Chemical leak shuts down California freeway, prompting evacuations

A chemical leak late Thursday evening caused the closure of a major freeway in California, forcing officials to evacuate about 170 residences from within a half-mile radius of the leak.

John Crater, the chief of the Riverside County Fire Department, said at a press conference on Friday that all homes and businesses were evacuated.

The leak occurred in the southern part of the state, near San Bernardino, and forced part of Interstate 215 to shut down on Friday.

The department said in a tweet that a substance leaked from a rail car. The department’s website said its hazardous materials team and Riverside County environmental health officials were working to mitigate the leak.

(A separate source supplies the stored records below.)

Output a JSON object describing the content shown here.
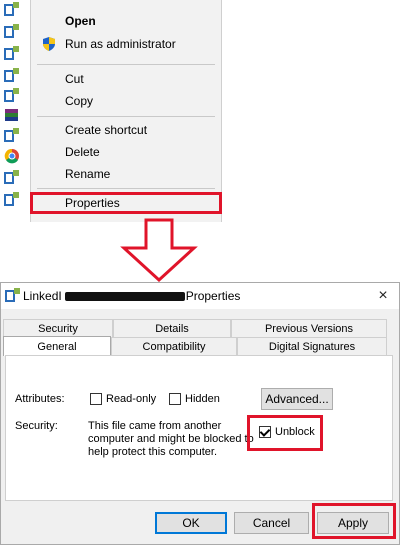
{
  "context_menu": {
    "open": "Open",
    "run_as_admin": "Run as administrator",
    "cut": "Cut",
    "copy": "Copy",
    "create_shortcut": "Create shortcut",
    "delete": "Delete",
    "rename": "Rename",
    "properties": "Properties"
  },
  "dialog": {
    "title_left": "LinkedI",
    "title_right": "Properties",
    "close_icon": "×",
    "tabs_row1": [
      "Security",
      "Details",
      "Previous Versions"
    ],
    "tabs_row2": [
      "General",
      "Compatibility",
      "Digital Signatures"
    ],
    "attributes_label": "Attributes:",
    "readonly_label": "Read-only",
    "hidden_label": "Hidden",
    "advanced_label": "Advanced...",
    "security_label": "Security:",
    "security_text": "This file came from another computer and might be blocked to help protect this computer.",
    "unblock_label": "Unblock",
    "unblock_checked": true,
    "ok_label": "OK",
    "cancel_label": "Cancel",
    "apply_label": "Apply"
  },
  "colors": {
    "highlight": "#e0142a",
    "menu_bg": "#f2f2f2",
    "dialog_bg": "#f0f0f0"
  }
}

Crater said the material — identified as styrene, a chemical used in rubber and plastics products — is supposed to be stored at 85 degrees Fahrenheit but was at more than 300 degrees. He said the initial plume coming out of the rail car spread in the wind.

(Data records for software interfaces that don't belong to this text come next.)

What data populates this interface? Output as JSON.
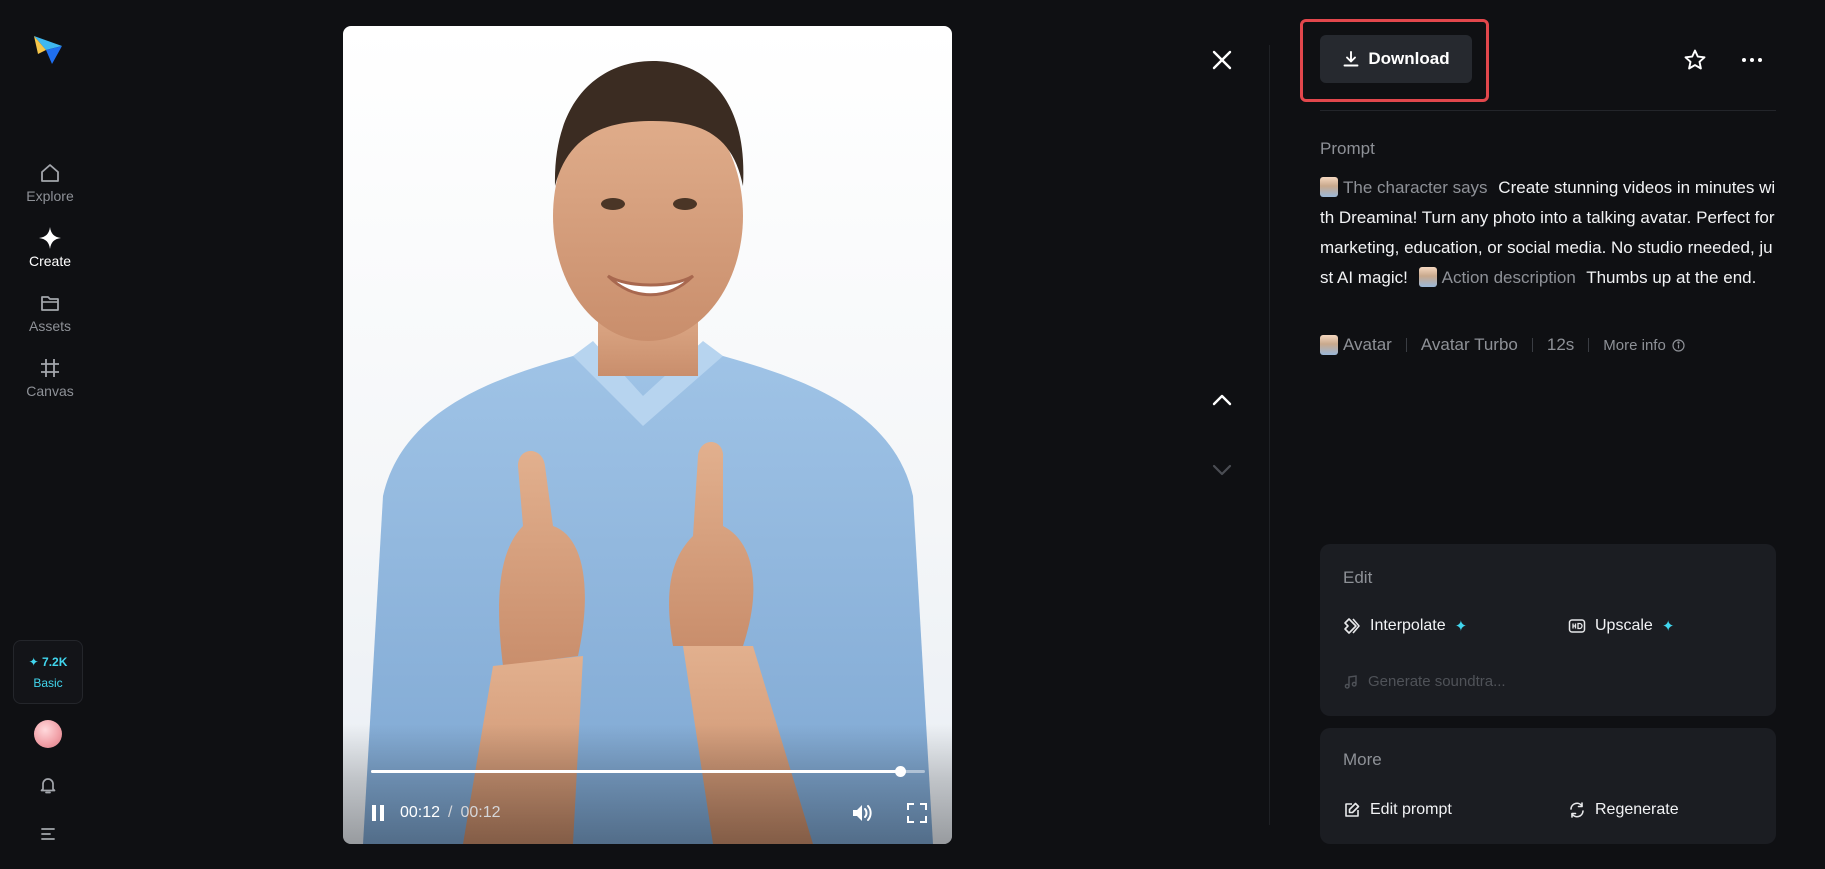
{
  "sidebar": {
    "nav": [
      {
        "label": "Explore",
        "icon": "home-icon",
        "active": false
      },
      {
        "label": "Create",
        "icon": "sparkle-icon",
        "active": true
      },
      {
        "label": "Assets",
        "icon": "folder-icon",
        "active": false
      },
      {
        "label": "Canvas",
        "icon": "frame-icon",
        "active": false
      }
    ],
    "credits": {
      "value": "✦ 7.2K",
      "plan": "Basic"
    }
  },
  "player": {
    "current_time": "00:12",
    "separator": "/",
    "total_time": "00:12",
    "progress": 0.955
  },
  "toolbar": {
    "download_label": "Download"
  },
  "prompt": {
    "heading": "Prompt",
    "speech_chip": "The character says",
    "speech_text": "Create stunning videos in minutes with Dreamina! Turn any photo into a talking avatar. Perfect for marketing, education, or social media. No studio rneeded, just AI magic!",
    "action_chip": "Action description",
    "action_text": "Thumbs up at the end."
  },
  "meta": {
    "type": "Avatar",
    "model": "Avatar Turbo",
    "duration": "12s",
    "more_info": "More info"
  },
  "edit_card": {
    "title": "Edit",
    "interpolate": "Interpolate",
    "upscale": "Upscale",
    "soundtrack": "Generate soundtra..."
  },
  "more_card": {
    "title": "More",
    "edit_prompt": "Edit prompt",
    "regenerate": "Regenerate"
  },
  "colors": {
    "accent": "#41d6ee",
    "highlight": "#e2474c",
    "background": "#0f1013",
    "card": "#1b1d22"
  }
}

Officials said they were isolating the area and monitoring the temperature but did not immediately know how the leak started.

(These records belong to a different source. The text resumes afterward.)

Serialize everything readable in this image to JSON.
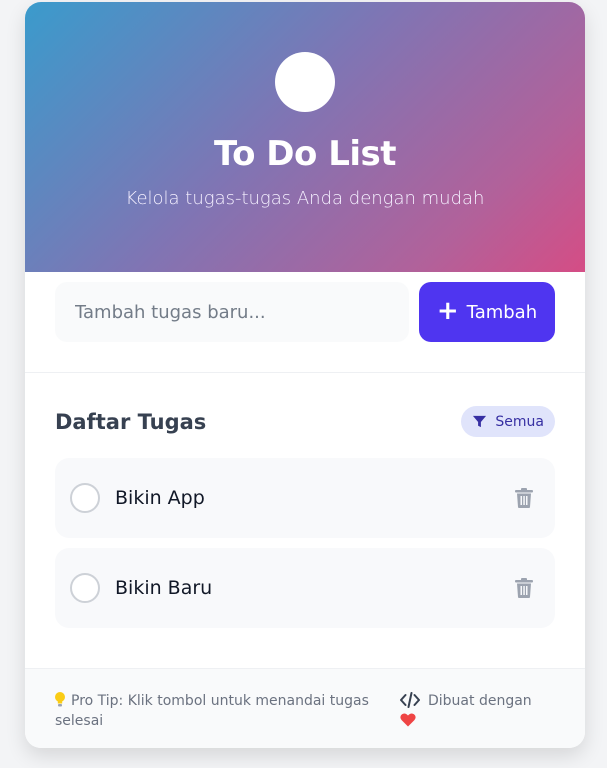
{
  "header": {
    "title": "To Do List",
    "subtitle": "Kelola tugas-tugas Anda dengan mudah",
    "gradient_start": "#3a9bcc",
    "gradient_end": "#d54d85"
  },
  "add_task": {
    "placeholder": "Tambah tugas baru...",
    "value": "",
    "button_label": "Tambah",
    "button_icon": "plus-icon",
    "accent": "#4f35f0"
  },
  "list": {
    "title": "Daftar Tugas",
    "filter": {
      "icon": "filter-icon",
      "label": "Semua"
    },
    "tasks": [
      {
        "label": "Bikin App",
        "completed": false,
        "delete_icon": "trash-icon"
      },
      {
        "label": "Bikin Baru",
        "completed": false,
        "delete_icon": "trash-icon"
      }
    ]
  },
  "footer": {
    "tip_icon": "lightbulb-icon",
    "tip_text": "Pro Tip: Klik tombol untuk menandai tugas selesai",
    "made_icon": "code-icon",
    "made_text": "Dibuat dengan",
    "heart_icon": "heart-icon",
    "heart_color": "#ef4444"
  }
}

A center has been opened at a nearby middle school for evacuees, according to the fire department’s website.

Crater said he spoke to experts from various states who told him the issue should resolve itself within a couple days, but warned that if heat and pressure build in the car it could cause some type of explosion.

“That’s why we’re taking an abundance of caution with this,” he said. “We’re still in a pretty critical situation.”

For the latest news, weather, sports, and streaming video, head to The Hill.